Each year since we’d drop by at least twice during our seven week stays; he’d shuffle across his slick stone floor to retrieve a vintage New York souvenir serving tray stacked with napkins, four glasses, spoons, orange soda, and nocciola gelato. Monsignor Navarra was born inside this house, eighty-nine years ago, on the northwest corner of Piazza Madrice, feet from where “Poppa” as I call him, devoted his life following seminary studies in Turin. A walk-through of Monsignor’s house, where he lives alone, could easily take up an hour. Monsignor’s interior staircase has royal appeal: marble steps with beveled edges, uncommonly shallow, having generous depth — an ornate iron railing gently swerves leading onto the next floor, four in total. Poppa’s office is stacked with thick novels and leather-bound theology books; the faintest remnant of musty patchouli lingers, a sable color plume protrudes from his pen cannister.

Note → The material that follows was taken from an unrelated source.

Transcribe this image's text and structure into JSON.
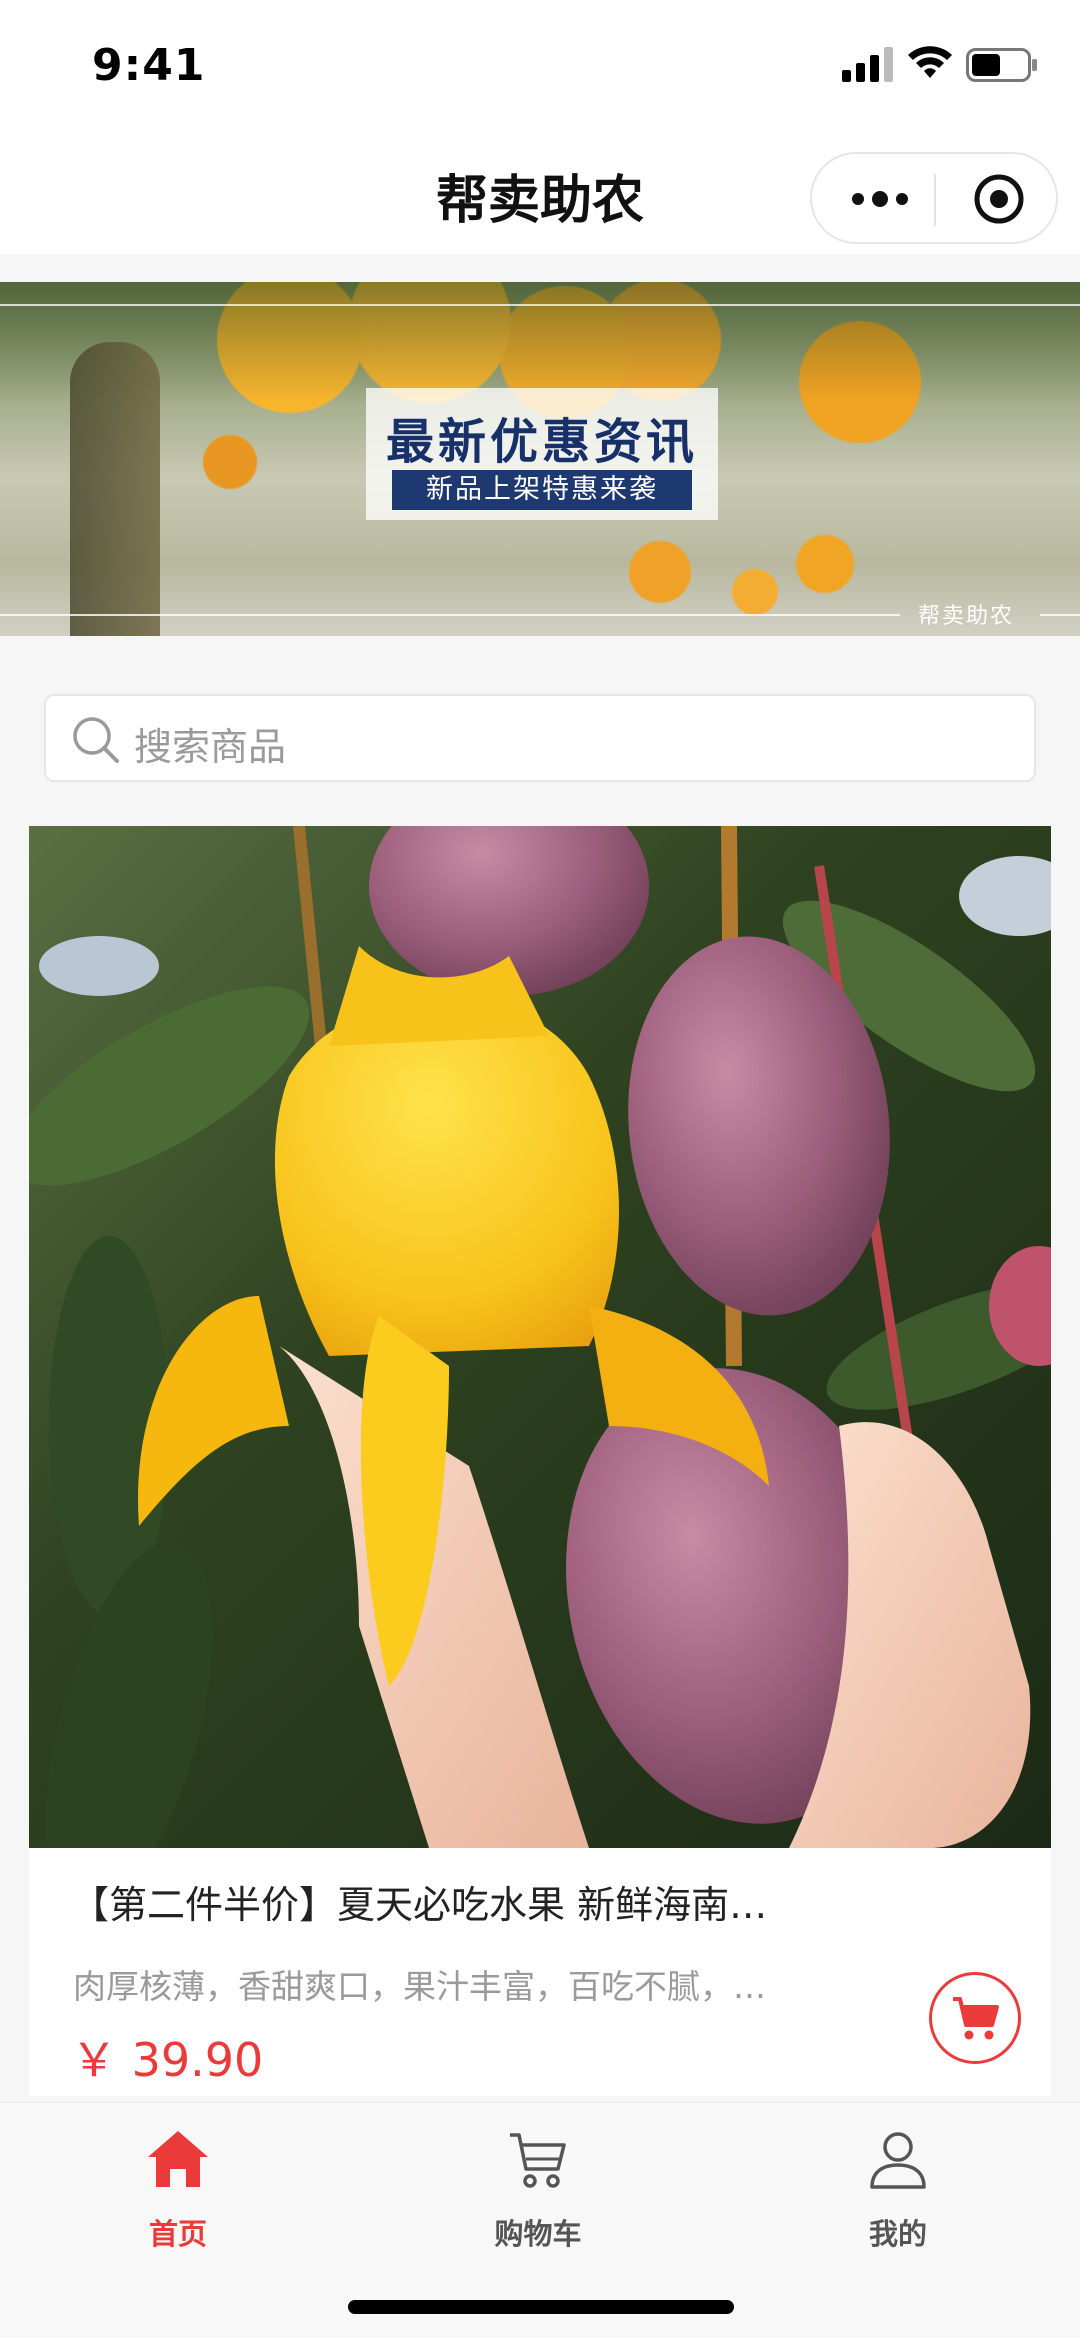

Last year Monsignor’s body contracted, much more than recent years, as if arthritis had taken over. From a distance it was difficult to see Poppa driving his beloved beige 1960s Cinquecento; he could barely be seen looking above his steering wheel. Monsignor Navarra was inching along outside with a neighbor last week. He had on all black: vestment with a zillion cloth buttons neck to toe (street clothing underneath) floor length overcoat, handknit extra-long-loose weave scarf, and English driving cap. Castellammare’s temperature hovered seventy-five degrees that day; Jeanette, LouLou and I were wearing summer attire, as were most others in town. Last Friday LouLou’s cheek easily kissed Poppa’s ear while they were standing next to each other.
It wasn’t entirely clear through translation, however, Monsignor’s neighbor, Elena, part-time caregiver these last eight years informed us he had slipped on the divine staircase injuring his head. Poppa’s driving rights were revoked; he’s presently living on the ground floor. This morning we saw Elena at the market, she explained Monsignor Navarra was receiving medical attention at home, but wasn’t being a model patient; he kept removing his intravenous drip, Elena’s reassurance closed saying we’d be able to visit him dopo domani.
Three years ago, Poppa heard my concerns regarding the melanoma tumor in my leg. Seeing I was visibly shaken, Monsignor held my right hand, folded it, surrounded mine with his, smiled inciting, “coraggio et fede.” Courage and faith: a pair of imposing words I’ll not forget when adversity crosses my path.